The act of dancing, which allows Salomé to bargain for what she so deeply desires—the head of Jokanaan—intrigued me while reading “Salomé.” When Salomé and Herod reach their sworn oath of giving Salomé her desire if only she will dance, there is only one stage direction: “Salomé dances the dance of the seven veils” (570). She does this solely for Herod’s pleasure, a dance for him and his consumption alone. What surprised me about this part of the play is that we have seen through our close reading of Wilde’s other plays how his way of writing stage directions can be prose-like, as if it has come straight out of a novel. While Salomé dances for everyone at the feats at Herod’s request, Wilde abandons his usual prose-like stage directions. Instead, Salomé dances the dance of the seven veils, and its description passes uneventfully. The audience doesn’t know if she’s dancing with grace, seduction, nervously. Wilde is purposefully leaving these details and the description of her dance out of the play, but why?

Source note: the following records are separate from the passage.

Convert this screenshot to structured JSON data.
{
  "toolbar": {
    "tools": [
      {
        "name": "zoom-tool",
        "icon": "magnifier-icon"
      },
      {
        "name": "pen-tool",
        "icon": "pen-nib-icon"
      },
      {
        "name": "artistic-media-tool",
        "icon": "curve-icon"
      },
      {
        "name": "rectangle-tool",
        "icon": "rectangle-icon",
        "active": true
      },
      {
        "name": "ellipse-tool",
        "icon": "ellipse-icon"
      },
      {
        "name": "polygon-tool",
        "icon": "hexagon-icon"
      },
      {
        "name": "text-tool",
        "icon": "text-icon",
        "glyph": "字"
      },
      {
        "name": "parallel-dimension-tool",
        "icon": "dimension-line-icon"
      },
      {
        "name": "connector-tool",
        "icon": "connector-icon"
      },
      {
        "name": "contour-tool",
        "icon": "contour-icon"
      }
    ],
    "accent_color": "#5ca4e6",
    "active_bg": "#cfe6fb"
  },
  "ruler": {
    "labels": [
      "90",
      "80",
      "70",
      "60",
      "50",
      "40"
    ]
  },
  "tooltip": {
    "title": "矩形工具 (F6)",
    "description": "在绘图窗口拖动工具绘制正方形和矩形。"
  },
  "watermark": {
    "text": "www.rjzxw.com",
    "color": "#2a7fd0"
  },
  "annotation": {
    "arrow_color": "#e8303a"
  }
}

The word “veils” is fascinating here. There have been many other blog posts about how we can arrive at a deep reading to where Wilde’s homosexuality manifests in the act of looking. Similar to staying in the closet, hidden by a “veil,” Salomé slowly unveils herself and her nature through the dance of the seven veils. When she unveils herself and says what she truly wants, Herod no longer gains sexual satisfaction from looking at her; instead, he is terrified at her request to behead Jokanaan so she can have his head. He realizes her true nature after she dances for him. I wonder why Wilde chose “the dance of the seven veils” for Salomé to dance, as this was the first recorded instance of this phrase. Can we read this in terms of Wilde’s homosexuality and the act of unveiling, or are we reading too deep into it all?